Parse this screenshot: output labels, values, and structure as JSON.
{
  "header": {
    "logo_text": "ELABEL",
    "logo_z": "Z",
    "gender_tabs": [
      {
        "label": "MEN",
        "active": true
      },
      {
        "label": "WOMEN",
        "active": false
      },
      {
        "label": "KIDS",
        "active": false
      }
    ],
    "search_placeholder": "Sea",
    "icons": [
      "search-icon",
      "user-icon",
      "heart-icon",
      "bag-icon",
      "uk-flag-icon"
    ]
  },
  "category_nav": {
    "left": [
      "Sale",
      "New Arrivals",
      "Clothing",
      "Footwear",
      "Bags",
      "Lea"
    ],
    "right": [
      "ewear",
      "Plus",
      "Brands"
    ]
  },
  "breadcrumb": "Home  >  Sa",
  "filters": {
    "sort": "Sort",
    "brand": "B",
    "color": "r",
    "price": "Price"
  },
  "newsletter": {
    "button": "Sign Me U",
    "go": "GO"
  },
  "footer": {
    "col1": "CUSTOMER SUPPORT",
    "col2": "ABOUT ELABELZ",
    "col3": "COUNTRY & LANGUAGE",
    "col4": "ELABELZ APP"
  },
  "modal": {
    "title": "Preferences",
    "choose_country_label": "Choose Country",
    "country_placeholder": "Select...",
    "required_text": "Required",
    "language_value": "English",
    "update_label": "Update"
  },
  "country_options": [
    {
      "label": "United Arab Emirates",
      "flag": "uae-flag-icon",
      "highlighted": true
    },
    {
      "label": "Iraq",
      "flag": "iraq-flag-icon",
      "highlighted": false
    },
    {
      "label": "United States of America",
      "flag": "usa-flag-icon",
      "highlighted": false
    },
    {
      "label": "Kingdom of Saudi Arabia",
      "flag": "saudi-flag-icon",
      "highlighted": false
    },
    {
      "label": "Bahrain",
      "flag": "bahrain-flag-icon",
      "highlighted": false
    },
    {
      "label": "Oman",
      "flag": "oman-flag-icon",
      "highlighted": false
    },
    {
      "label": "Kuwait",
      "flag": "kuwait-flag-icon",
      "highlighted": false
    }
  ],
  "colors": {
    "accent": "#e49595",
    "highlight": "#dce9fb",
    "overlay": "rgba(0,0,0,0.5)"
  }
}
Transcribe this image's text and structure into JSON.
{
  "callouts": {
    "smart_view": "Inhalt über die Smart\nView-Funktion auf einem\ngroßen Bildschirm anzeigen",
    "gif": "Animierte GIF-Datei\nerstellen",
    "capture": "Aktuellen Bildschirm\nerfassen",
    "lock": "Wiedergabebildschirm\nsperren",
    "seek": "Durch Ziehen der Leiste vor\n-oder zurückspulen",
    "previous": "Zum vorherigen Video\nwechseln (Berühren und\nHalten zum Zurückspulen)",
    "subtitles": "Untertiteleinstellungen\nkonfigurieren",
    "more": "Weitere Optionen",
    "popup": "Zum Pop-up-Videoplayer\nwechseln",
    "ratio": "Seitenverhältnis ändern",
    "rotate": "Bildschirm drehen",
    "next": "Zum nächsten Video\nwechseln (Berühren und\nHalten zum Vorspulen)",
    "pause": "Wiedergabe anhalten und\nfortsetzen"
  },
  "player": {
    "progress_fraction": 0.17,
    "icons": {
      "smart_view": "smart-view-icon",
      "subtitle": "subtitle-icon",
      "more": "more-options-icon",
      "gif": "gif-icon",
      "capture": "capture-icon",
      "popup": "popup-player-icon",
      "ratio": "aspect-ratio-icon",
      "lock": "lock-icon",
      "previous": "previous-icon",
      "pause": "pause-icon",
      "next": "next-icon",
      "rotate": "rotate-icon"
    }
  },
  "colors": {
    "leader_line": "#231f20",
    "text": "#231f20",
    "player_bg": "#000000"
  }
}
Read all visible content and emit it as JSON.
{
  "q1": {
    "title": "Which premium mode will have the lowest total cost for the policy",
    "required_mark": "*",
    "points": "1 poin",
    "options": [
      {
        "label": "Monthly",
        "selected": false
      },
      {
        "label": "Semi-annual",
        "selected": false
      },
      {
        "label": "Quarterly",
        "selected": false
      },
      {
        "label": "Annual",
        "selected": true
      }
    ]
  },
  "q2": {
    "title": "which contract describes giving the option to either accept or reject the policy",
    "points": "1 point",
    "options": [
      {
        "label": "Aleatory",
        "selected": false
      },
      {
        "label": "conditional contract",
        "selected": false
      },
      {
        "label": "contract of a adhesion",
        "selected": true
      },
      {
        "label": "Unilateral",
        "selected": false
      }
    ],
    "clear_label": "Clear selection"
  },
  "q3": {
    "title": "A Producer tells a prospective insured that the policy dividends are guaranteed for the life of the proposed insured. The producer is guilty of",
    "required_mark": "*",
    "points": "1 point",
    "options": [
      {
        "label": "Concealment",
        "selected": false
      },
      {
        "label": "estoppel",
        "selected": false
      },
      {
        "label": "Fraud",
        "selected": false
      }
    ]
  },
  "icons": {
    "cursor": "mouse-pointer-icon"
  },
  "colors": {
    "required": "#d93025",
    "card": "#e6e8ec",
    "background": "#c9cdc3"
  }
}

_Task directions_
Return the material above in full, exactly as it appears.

_Written response_
Parse this screenshot: output labels, values, and structure as JSON.
{
  "header": {
    "logo_text": "ELABEL",
    "logo_z": "Z",
    "gender_tabs": [
      {
        "label": "MEN",
        "active": true
      },
      {
        "label": "WOMEN",
        "active": false
      },
      {
        "label": "KIDS",
        "active": false
      }
    ],
    "search_placeholder": "Sea",
    "icons": [
      "search-icon",
      "user-icon",
      "heart-icon",
      "bag-icon",
      "uk-flag-icon"
    ]
  },
  "category_nav": {
    "left": [
      "Sale",
      "New Arrivals",
      "Clothing",
      "Footwear",
      "Bags",
      "Lea"
    ],
    "right": [
      "ewear",
      "Plus",
      "Brands"
    ]
  },
  "breadcrumb": "Home  >  Sa",
  "filters": {
    "sort": "Sort",
    "brand": "B",
    "color": "r",
    "price": "Price"
  },
  "newsletter": {
    "button": "Sign Me U",
    "go": "GO"
  },
  "footer": {
    "col1": "CUSTOMER SUPPORT",
    "col2": "ABOUT ELABELZ",
    "col3": "COUNTRY & LANGUAGE",
    "col4": "ELABELZ APP"
  },
  "modal": {
    "title": "Preferences",
    "choose_country_label": "Choose Country",
    "country_placeholder": "Select...",
    "required_text": "Required",
    "language_value": "English",
    "update_label": "Update"
  },
  "country_options": [
    {
      "label": "United Arab Emirates",
      "flag": "uae-flag-icon",
      "highlighted": true
    },
    {
      "label": "Iraq",
      "flag": "iraq-flag-icon",
      "highlighted": false
    },
    {
      "label": "United States of America",
      "flag": "usa-flag-icon",
      "highlighted": false
    },
    {
      "label": "Kingdom of Saudi Arabia",
      "flag": "saudi-flag-icon",
      "highlighted": false
    },
    {
      "label": "Bahrain",
      "flag": "bahrain-flag-icon",
      "highlighted": false
    },
    {
      "label": "Oman",
      "flag": "oman-flag-icon",
      "highlighted": false
    },
    {
      "label": "Kuwait",
      "flag": "kuwait-flag-icon",
      "highlighted": false
    }
  ],
  "colors": {
    "accent": "#e49595",
    "highlight": "#dce9fb",
    "overlay": "rgba(0,0,0,0.5)"
  }
}
Transcribe this image's text and structure into JSON.
{
  "callouts": {
    "smart_view": "Inhalt über die Smart\nView-Funktion auf einem\ngroßen Bildschirm anzeigen",
    "gif": "Animierte GIF-Datei\nerstellen",
    "capture": "Aktuellen Bildschirm\nerfassen",
    "lock": "Wiedergabebildschirm\nsperren",
    "seek": "Durch Ziehen der Leiste vor\n-oder zurückspulen",
    "previous": "Zum vorherigen Video\nwechseln (Berühren und\nHalten zum Zurückspulen)",
    "subtitles": "Untertiteleinstellungen\nkonfigurieren",
    "more": "Weitere Optionen",
    "popup": "Zum Pop-up-Videoplayer\nwechseln",
    "ratio": "Seitenverhältnis ändern",
    "rotate": "Bildschirm drehen",
    "next": "Zum nächsten Video\nwechseln (Berühren und\nHalten zum Vorspulen)",
    "pause": "Wiedergabe anhalten und\nfortsetzen"
  },
  "player": {
    "progress_fraction": 0.17,
    "icons": {
      "smart_view": "smart-view-icon",
      "subtitle": "subtitle-icon",
      "more": "more-options-icon",
      "gif": "gif-icon",
      "capture": "capture-icon",
      "popup": "popup-player-icon",
      "ratio": "aspect-ratio-icon",
      "lock": "lock-icon",
      "previous": "previous-icon",
      "pause": "pause-icon",
      "next": "next-icon",
      "rotate": "rotate-icon"
    }
  },
  "colors": {
    "leader_line": "#231f20",
    "text": "#231f20",
    "player_bg": "#000000"
  }
}
Read all visible content and emit it as JSON.
{
  "q1": {
    "title": "Which premium mode will have the lowest total cost for the policy",
    "required_mark": "*",
    "points": "1 poin",
    "options": [
      {
        "label": "Monthly",
        "selected": false
      },
      {
        "label": "Semi-annual",
        "selected": false
      },
      {
        "label": "Quarterly",
        "selected": false
      },
      {
        "label": "Annual",
        "selected": true
      }
    ]
  },
  "q2": {
    "title": "which contract describes giving the option to either accept or reject the policy",
    "points": "1 point",
    "options": [
      {
        "label": "Aleatory",
        "selected": false
      },
      {
        "label": "conditional contract",
        "selected": false
      },
      {
        "label": "contract of a adhesion",
        "selected": true
      },
      {
        "label": "Unilateral",
        "selected": false
      }
    ],
    "clear_label": "Clear selection"
  },
  "q3": {
    "title": "A Producer tells a prospective insured that the policy dividends are guaranteed for the life of the proposed insured. The producer is guilty of",
    "required_mark": "*",
    "points": "1 point",
    "options": [
      {
        "label": "Concealment",
        "selected": false
      },
      {
        "label": "estoppel",
        "selected": false
      },
      {
        "label": "Fraud",
        "selected": false
      }
    ]
  },
  "icons": {
    "cursor": "mouse-pointer-icon"
  },
  "colors": {
    "required": "#d93025",
    "card": "#e6e8ec",
    "background": "#c9cdc3"
  }
}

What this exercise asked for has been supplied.